Was this some kind of vanity project dreamed up by a director too taken with his own greatness and past success? Was Frank Darabont envisioning an It's a Wonderful Life for the next generation? (Psst…it's likely the majority of the modern moviegoing public doesn't know who Frank Capra is and could care less especially when the movie is as slow and as completely unbelievable as this one.) Apparently Darabont's in love with his own direction because hardly a moment goes by without some lingering reaction shot. Darabont took an intriguing story about amnesia and mistaken identity and slathered it with sap. Old-fashioned period stories can be lots of fun but it's imperative they be able to keep a present-day audience's interest by including a bit of modern wit and pace. Unfortunately this sticks to the straight-and-narrow. Nobody's going to buy the two-dimensional main characters the shiny happy townspeople or especially the schlocky my-country-'tis-of-thee finale. In its favor The Majestic's ultimate message is a nice one. The movie does have its heartfelt moments and its '50s feel is authentic if a little polished.

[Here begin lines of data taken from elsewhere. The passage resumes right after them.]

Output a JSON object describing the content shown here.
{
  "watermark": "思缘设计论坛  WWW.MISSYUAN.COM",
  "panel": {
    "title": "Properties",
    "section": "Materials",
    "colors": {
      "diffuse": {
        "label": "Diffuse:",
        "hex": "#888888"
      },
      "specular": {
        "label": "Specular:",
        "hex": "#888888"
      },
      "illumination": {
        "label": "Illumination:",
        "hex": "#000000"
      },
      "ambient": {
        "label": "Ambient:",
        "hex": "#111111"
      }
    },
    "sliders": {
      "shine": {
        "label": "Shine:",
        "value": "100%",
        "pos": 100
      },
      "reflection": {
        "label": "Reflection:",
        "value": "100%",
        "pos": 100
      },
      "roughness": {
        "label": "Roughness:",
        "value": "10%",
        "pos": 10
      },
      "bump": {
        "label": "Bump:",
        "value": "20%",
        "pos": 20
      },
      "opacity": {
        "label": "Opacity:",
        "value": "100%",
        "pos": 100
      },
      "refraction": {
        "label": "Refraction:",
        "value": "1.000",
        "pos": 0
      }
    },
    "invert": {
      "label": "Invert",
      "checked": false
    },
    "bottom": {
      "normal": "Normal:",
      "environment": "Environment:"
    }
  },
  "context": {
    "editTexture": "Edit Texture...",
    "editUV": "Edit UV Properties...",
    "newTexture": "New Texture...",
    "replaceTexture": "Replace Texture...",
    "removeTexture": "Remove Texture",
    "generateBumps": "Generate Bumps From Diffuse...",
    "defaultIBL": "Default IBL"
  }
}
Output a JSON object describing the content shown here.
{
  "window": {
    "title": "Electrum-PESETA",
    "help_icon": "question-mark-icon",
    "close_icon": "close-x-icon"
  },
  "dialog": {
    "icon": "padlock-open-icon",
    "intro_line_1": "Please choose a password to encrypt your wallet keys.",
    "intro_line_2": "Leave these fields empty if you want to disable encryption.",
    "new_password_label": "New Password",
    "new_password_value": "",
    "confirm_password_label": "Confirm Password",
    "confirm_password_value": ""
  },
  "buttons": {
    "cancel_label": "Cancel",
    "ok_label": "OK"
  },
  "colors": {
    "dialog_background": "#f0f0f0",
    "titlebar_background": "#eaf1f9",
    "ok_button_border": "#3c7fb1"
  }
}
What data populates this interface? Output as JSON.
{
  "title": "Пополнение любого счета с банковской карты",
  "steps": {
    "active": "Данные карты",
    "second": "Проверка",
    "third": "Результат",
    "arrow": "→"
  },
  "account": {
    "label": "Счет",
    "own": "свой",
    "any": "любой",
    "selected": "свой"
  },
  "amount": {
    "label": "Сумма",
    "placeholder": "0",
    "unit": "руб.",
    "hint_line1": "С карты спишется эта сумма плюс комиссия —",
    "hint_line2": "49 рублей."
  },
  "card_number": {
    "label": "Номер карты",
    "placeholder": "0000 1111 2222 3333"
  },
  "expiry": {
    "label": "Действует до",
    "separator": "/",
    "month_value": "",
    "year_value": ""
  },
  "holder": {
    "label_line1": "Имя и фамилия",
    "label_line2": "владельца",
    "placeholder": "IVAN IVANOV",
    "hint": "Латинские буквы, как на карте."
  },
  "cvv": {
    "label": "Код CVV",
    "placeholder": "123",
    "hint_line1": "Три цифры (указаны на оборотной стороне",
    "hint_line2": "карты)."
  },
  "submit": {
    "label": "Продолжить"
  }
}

Supermom Claire (Michelle Pfeiffer) and her geneticist husband Norman (Harrison Ford) are adapting to their only daughter's departure to college when Claire begins sensing an unearthly presence in the couple's lakeside Vermont dream home. Is she losing her marbles or is that the spirit of a beautiful young woman she keeps glimpsing? To say any more (as the too-explicit ad campaign does) would spoil some delicious twists.
The toplining Ford is his usual solid self in a role that plays cleverly on his familiar persona but the picture is Pfeiffer's from beginning to end. She delivers one of her most pleasing performances nicely disarming audience doubts about the story's supernatural elements with some judicious eye-rolling and embarrassed frowning -- her character is so painfully aware that what she's saying sounds crazy how can we possibly doubt her? Among the low-key supporting cast Joe Morton ("Terminator 2") stands out as an amiably down-to-earth psychiatrist.
Robert Zemeckis ("Forrest Gump") takes Clark Gregg's highly derivative haunted house script and pours on the Hitchcockian visual flourishes unapologetically pilfering from the Master's "Rear Window" and "Psycho " among others. His extended homage results in scene after scene of almost unbearable tension as the audience waits for the next shock. There's some clunky storytelling in the first section but the all-suspense second half more than makes up for it with some classic work including what seems destined to go down in movie history as "the bathtub scene."